In the testing of software or programs, several methodologies are available for implementing this testing. Each of these methods co-exist because they differ in the effort required to create and subsequently maintain. The advantage of Data-driven testing is the ease to add additional inputs to the table when new partitions are discovered or added to the product or system under test. Also, in the data-driven testing process, the test environment settings and control are not hard-coded. The cost aspect makes DDT cheap for automation but expensive for manual testing.

Methodology overview[edit]

Data-driven testing is the creation of test scripts to run together with their related data sets in a framework. The framework provides re-usable test logic to reduce maintenance and improve test coverage. Input and result (test criteria) data values can be stored in one or more central data sources or databases, the actual format, organization and tools can be implementation specific.

The data comprises variables used for both input values and output verification values. In advanced (mature) automation environments data can be harvested from a running system using a purpose-built custom tool or sniffer, the DDT framework thus performs playback of harvested data producing a powerful automated regression testing tool.

Automated test suites contain user's interactions through the system's GUI, for repeatable testing. Each test begins with a copy of the "before" image reference database. The "user interactions" are replayed through the "new" GUI version and result in the "post test" database. The reference "post test" database is compared to the "post test" database, using a tool.[3] Differences reveal probable regression.

Navigation through the program, reading of the data sources, and logging of test status and information are all coded in the test script.

Data driven[edit]

Anything that has a potential to change (also called "variability," and includes elements such as environment, end points, test data, locations, etc.) is separated out from the test logic (scripts) and moved into an 'external asset'. This can be a configuration or test dataset. The logic executed in the script is dictated by the data values.

Keyword-driven testing is similar except that the logic for the test case itself is encoded as data values in the form of a set of "action words", and not embedded or "hard-coded" in the test script. The script is simply a "driver" (or delivery mechanism) for the data that is held in the data source.

The databases used for data-driven testing can include:

See also[edit]
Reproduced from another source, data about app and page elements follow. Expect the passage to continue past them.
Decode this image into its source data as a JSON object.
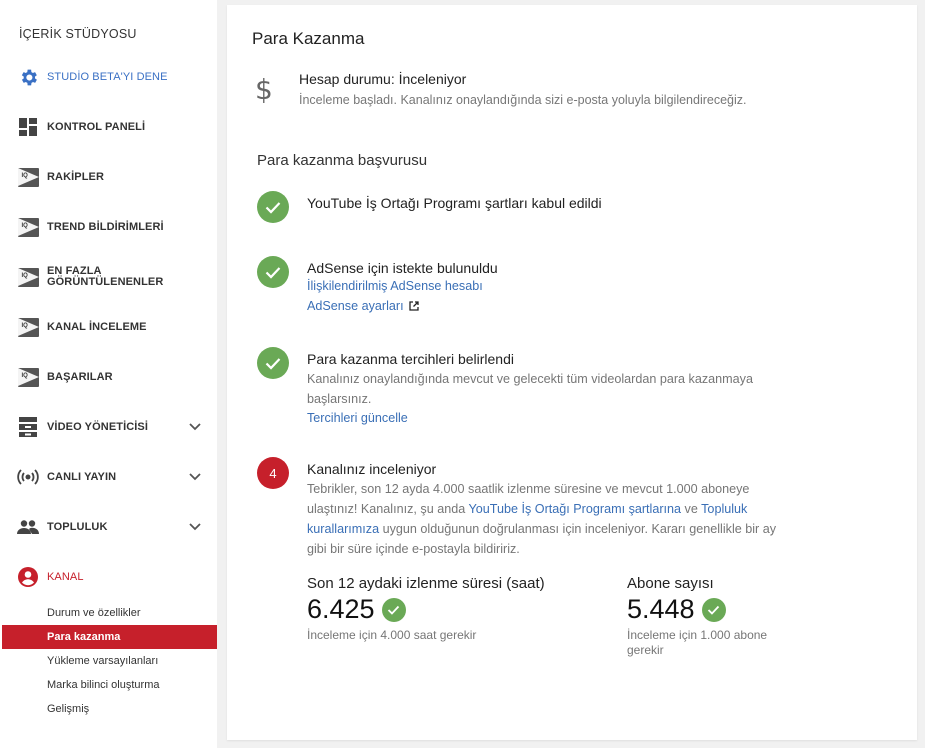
{
  "sidebar": {
    "title": "İÇERİK STÜDYOSU",
    "items": [
      {
        "label": "STUDİO BETA'YI DENE",
        "icon": "gear-icon"
      },
      {
        "label": "KONTROL PANELİ",
        "icon": "dashboard-icon"
      },
      {
        "label": "RAKİPLER",
        "icon": "iq-icon"
      },
      {
        "label": "TREND BİLDİRİMLERİ",
        "icon": "iq-icon"
      },
      {
        "label_line1": "EN FAZLA",
        "label_line2": "GÖRÜNTÜLENENLER",
        "icon": "iq-icon"
      },
      {
        "label": "KANAL İNCELEME",
        "icon": "iq-icon"
      },
      {
        "label": "BAŞARILAR",
        "icon": "iq-icon"
      },
      {
        "label": "VİDEO YÖNETİCİSİ",
        "icon": "video-manager-icon"
      },
      {
        "label": "CANLI YAYIN",
        "icon": "live-broadcast-icon"
      },
      {
        "label": "TOPLULUK",
        "icon": "community-icon"
      },
      {
        "label": "KANAL",
        "icon": "account-circle-icon"
      }
    ],
    "sub_items": [
      {
        "label": "Durum ve özellikler"
      },
      {
        "label": "Para kazanma"
      },
      {
        "label": "Yükleme varsayılanları"
      },
      {
        "label": "Marka bilinci oluşturma"
      },
      {
        "label": "Gelişmiş"
      }
    ]
  },
  "main": {
    "title": "Para Kazanma",
    "account_status": "Hesap durumu: İnceleniyor",
    "account_desc": "İnceleme başladı. Kanalınız onaylandığında sizi e-posta yoluyla bilgilendireceğiz.",
    "section_title": "Para kazanma başvurusu",
    "steps": [
      {
        "title": "YouTube İş Ortağı Programı şartları kabul edildi"
      },
      {
        "title": "AdSense için istekte bulunuldu",
        "link1": "İlişkilendirilmiş AdSense hesabı",
        "link2": "AdSense ayarları"
      },
      {
        "title": "Para kazanma tercihleri belirlendi",
        "text": "Kanalınız onaylandığında mevcut ve gelecekti tüm videolardan para kazanmaya başlarsınız.",
        "link": "Tercihleri güncelle"
      },
      {
        "number": "4",
        "title": "Kanalınız inceleniyor",
        "text1": "Tebrikler, son 12 ayda 4.000 saatlik izlenme süresine ve mevcut 1.000 aboneye ulaştınız! Kanalınız, şu anda ",
        "link_a": "YouTube İş Ortağı Programı şartlarına",
        "text2": " ve ",
        "link_b": "Topluluk kurallarımıza",
        "text3": " uygun olduğunun doğrulanması için inceleniyor. Kararı genellikle bir ay gibi bir süre içinde e-postayla bildiririz."
      }
    ],
    "metrics": [
      {
        "label": "Son 12 aydaki izlenme süresi (saat)",
        "value": "6.425",
        "note": "İnceleme için 4.000 saat gerekir"
      },
      {
        "label": "Abone sayısı",
        "value": "5.448",
        "note": "İnceleme için 1.000 abone gerekir"
      }
    ]
  }
}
  1. ^ "golang/go TableDrivenTests". GitHub.
  2. ^ "JUnit 5 User Guide". junit.org.
  3. ^ "Home". diffkit.org.
  • Carl Nagle: Test Automation Frameworks[1], Software Automation Framework Support on SourceForge [2], Data-driven testing approach [3]